Excerpts from a dataset:
╔══

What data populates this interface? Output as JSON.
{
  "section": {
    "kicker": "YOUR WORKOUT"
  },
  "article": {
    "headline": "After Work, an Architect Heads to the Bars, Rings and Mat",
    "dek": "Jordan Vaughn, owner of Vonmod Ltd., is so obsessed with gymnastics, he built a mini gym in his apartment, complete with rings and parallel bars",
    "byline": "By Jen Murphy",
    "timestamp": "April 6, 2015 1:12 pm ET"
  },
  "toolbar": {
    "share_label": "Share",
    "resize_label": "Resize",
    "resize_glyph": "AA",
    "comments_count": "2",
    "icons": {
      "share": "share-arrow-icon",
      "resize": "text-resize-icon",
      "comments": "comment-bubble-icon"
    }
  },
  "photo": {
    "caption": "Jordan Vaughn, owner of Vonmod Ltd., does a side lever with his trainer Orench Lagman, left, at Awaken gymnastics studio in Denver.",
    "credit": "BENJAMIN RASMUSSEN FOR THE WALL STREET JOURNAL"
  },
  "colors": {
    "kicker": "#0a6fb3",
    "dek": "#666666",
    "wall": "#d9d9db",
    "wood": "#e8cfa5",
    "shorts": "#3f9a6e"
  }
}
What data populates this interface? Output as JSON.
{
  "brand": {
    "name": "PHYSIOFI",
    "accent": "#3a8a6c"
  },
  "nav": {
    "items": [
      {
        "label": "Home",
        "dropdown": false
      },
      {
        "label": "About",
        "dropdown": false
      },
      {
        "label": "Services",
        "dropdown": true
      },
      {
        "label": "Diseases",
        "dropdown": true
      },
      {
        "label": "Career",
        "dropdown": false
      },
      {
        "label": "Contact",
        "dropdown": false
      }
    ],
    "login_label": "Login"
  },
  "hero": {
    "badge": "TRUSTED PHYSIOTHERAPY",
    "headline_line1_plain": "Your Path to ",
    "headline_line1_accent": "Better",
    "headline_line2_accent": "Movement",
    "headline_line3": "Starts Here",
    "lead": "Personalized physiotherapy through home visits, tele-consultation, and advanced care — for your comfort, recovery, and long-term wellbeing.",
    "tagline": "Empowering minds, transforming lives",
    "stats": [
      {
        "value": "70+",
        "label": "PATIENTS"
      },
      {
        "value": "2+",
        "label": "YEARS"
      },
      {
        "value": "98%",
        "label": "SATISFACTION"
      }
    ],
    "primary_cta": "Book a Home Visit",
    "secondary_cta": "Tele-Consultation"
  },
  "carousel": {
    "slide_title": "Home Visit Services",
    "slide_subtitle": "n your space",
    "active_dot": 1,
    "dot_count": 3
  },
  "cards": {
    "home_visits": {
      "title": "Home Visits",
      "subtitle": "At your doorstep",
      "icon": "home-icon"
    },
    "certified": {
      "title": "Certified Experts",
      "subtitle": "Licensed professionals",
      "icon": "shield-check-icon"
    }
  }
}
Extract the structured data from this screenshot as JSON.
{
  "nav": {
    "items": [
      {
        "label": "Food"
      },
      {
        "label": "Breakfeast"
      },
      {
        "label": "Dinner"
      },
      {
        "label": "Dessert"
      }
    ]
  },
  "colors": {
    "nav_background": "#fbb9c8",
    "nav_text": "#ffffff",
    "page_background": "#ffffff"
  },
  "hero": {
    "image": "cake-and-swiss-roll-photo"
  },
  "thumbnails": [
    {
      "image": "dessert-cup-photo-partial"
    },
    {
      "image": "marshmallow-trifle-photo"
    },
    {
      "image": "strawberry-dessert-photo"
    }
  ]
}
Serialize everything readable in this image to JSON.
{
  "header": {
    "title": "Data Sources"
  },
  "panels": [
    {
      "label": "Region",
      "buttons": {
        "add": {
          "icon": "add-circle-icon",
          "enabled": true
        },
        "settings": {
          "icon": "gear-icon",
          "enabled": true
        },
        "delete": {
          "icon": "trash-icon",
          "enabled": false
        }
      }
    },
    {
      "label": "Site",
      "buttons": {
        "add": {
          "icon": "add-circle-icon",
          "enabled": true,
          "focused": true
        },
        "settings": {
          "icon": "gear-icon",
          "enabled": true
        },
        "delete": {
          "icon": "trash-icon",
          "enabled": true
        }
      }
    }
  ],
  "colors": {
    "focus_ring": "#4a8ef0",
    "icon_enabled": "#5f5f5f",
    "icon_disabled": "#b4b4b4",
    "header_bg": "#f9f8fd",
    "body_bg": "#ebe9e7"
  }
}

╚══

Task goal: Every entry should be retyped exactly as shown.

Answer to this exercise:
What data populates this interface? Output as JSON.
{
  "section": {
    "kicker": "YOUR WORKOUT"
  },
  "article": {
    "headline": "After Work, an Architect Heads to the Bars, Rings and Mat",
    "dek": "Jordan Vaughn, owner of Vonmod Ltd., is so obsessed with gymnastics, he built a mini gym in his apartment, complete with rings and parallel bars",
    "byline": "By Jen Murphy",
    "timestamp": "April 6, 2015 1:12 pm ET"
  },
  "toolbar": {
    "share_label": "Share",
    "resize_label": "Resize",
    "resize_glyph": "AA",
    "comments_count": "2",
    "icons": {
      "share": "share-arrow-icon",
      "resize": "text-resize-icon",
      "comments": "comment-bubble-icon"
    }
  },
  "photo": {
    "caption": "Jordan Vaughn, owner of Vonmod Ltd., does a side lever with his trainer Orench Lagman, left, at Awaken gymnastics studio in Denver.",
    "credit": "BENJAMIN RASMUSSEN FOR THE WALL STREET JOURNAL"
  },
  "colors": {
    "kicker": "#0a6fb3",
    "dek": "#666666",
    "wall": "#d9d9db",
    "wood": "#e8cfa5",
    "shorts": "#3f9a6e"
  }
}
What data populates this interface? Output as JSON.
{
  "brand": {
    "name": "PHYSIOFI",
    "accent": "#3a8a6c"
  },
  "nav": {
    "items": [
      {
        "label": "Home",
        "dropdown": false
      },
      {
        "label": "About",
        "dropdown": false
      },
      {
        "label": "Services",
        "dropdown": true
      },
      {
        "label": "Diseases",
        "dropdown": true
      },
      {
        "label": "Career",
        "dropdown": false
      },
      {
        "label": "Contact",
        "dropdown": false
      }
    ],
    "login_label": "Login"
  },
  "hero": {
    "badge": "TRUSTED PHYSIOTHERAPY",
    "headline_line1_plain": "Your Path to ",
    "headline_line1_accent": "Better",
    "headline_line2_accent": "Movement",
    "headline_line3": "Starts Here",
    "lead": "Personalized physiotherapy through home visits, tele-consultation, and advanced care — for your comfort, recovery, and long-term wellbeing.",
    "tagline": "Empowering minds, transforming lives",
    "stats": [
      {
        "value": "70+",
        "label": "PATIENTS"
      },
      {
        "value": "2+",
        "label": "YEARS"
      },
      {
        "value": "98%",
        "label": "SATISFACTION"
      }
    ],
    "primary_cta": "Book a Home Visit",
    "secondary_cta": "Tele-Consultation"
  },
  "carousel": {
    "slide_title": "Home Visit Services",
    "slide_subtitle": "n your space",
    "active_dot": 1,
    "dot_count": 3
  },
  "cards": {
    "home_visits": {
      "title": "Home Visits",
      "subtitle": "At your doorstep",
      "icon": "home-icon"
    },
    "certified": {
      "title": "Certified Experts",
      "subtitle": "Licensed professionals",
      "icon": "shield-check-icon"
    }
  }
}
Extract the structured data from this screenshot as JSON.
{
  "nav": {
    "items": [
      {
        "label": "Food"
      },
      {
        "label": "Breakfeast"
      },
      {
        "label": "Dinner"
      },
      {
        "label": "Dessert"
      }
    ]
  },
  "colors": {
    "nav_background": "#fbb9c8",
    "nav_text": "#ffffff",
    "page_background": "#ffffff"
  },
  "hero": {
    "image": "cake-and-swiss-roll-photo"
  },
  "thumbnails": [
    {
      "image": "dessert-cup-photo-partial"
    },
    {
      "image": "marshmallow-trifle-photo"
    },
    {
      "image": "strawberry-dessert-photo"
    }
  ]
}
Serialize everything readable in this image to JSON.
{
  "header": {
    "title": "Data Sources"
  },
  "panels": [
    {
      "label": "Region",
      "buttons": {
        "add": {
          "icon": "add-circle-icon",
          "enabled": true
        },
        "settings": {
          "icon": "gear-icon",
          "enabled": true
        },
        "delete": {
          "icon": "trash-icon",
          "enabled": false
        }
      }
    },
    {
      "label": "Site",
      "buttons": {
        "add": {
          "icon": "add-circle-icon",
          "enabled": true,
          "focused": true
        },
        "settings": {
          "icon": "gear-icon",
          "enabled": true
        },
        "delete": {
          "icon": "trash-icon",
          "enabled": true
        }
      }
    }
  ],
  "colors": {
    "focus_ring": "#4a8ef0",
    "icon_enabled": "#5f5f5f",
    "icon_disabled": "#b4b4b4",
    "header_bg": "#f9f8fd",
    "body_bg": "#ebe9e7"
  }
}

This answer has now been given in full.